» **Activity**:
Where a line of the records contains the word "Conditions", show that line.

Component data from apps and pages

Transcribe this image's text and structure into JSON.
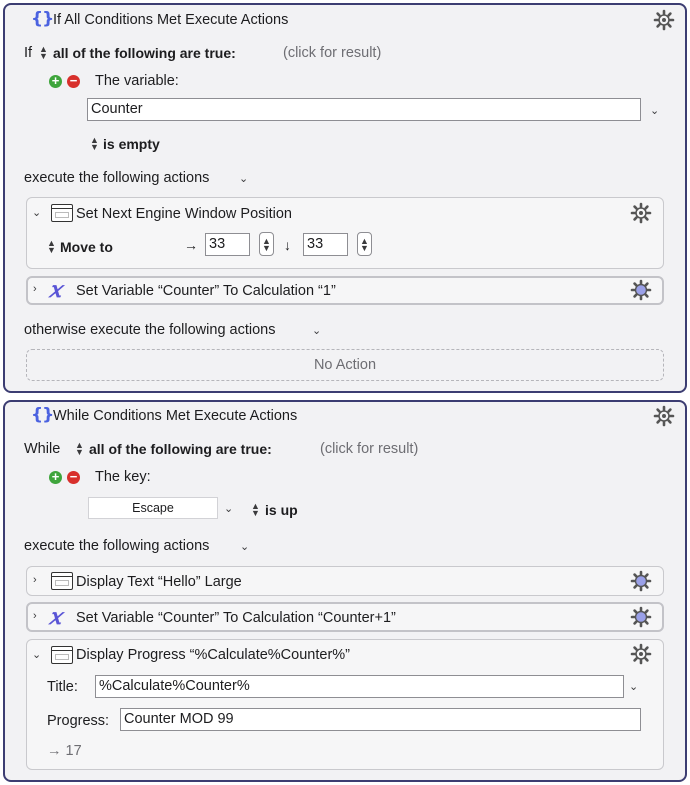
{
  "if_block": {
    "title": "If All Conditions Met Execute Actions",
    "if_label": "If",
    "condition_mode": "all of the following are true:",
    "click_for_result": "(click for result)",
    "condition_type": "The variable:",
    "variable_value": "Counter",
    "operator": "is empty",
    "execute_label": "execute the following actions",
    "actions": [
      {
        "title": "Set Next Engine Window Position",
        "icon": "window-icon"
      },
      {
        "title": "Set Variable “Counter” To Calculation “1”",
        "icon": "variable-x-icon"
      }
    ],
    "move_to_label": "Move to",
    "move_x": "33",
    "move_y": "33",
    "arrow_right": "→",
    "arrow_down": "↓",
    "otherwise_label": "otherwise execute the following actions",
    "no_action": "No Action"
  },
  "while_block": {
    "title": "While Conditions Met Execute Actions",
    "while_label": "While",
    "condition_mode": "all of the following are true:",
    "click_for_result": "(click for result)",
    "condition_type": "The key:",
    "key_value": "Escape",
    "key_state": "is up",
    "execute_label": "execute the following actions",
    "actions": [
      {
        "title": "Display Text “Hello” Large",
        "icon": "window-icon"
      },
      {
        "title": "Set Variable “Counter” To Calculation “Counter+1”",
        "icon": "variable-x-icon"
      },
      {
        "title": "Display Progress “%Calculate%Counter%”",
        "icon": "window-icon"
      }
    ],
    "progress_title_label": "Title:",
    "progress_title_value": "%Calculate%Counter%",
    "progress_label": "Progress:",
    "progress_value": "Counter MOD 99",
    "result_text": "→ 17"
  },
  "colors": {
    "block_border": "#3c3d72",
    "brace_accent": "#4b62e0",
    "variable_icon": "#5a55d6",
    "add_green": "#3fa53c",
    "remove_red": "#d8302c"
  }
}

» **Completed task**:
    "title": "If All Conditions Met Execute Actions",
    "title": "While Conditions Met Execute Actions",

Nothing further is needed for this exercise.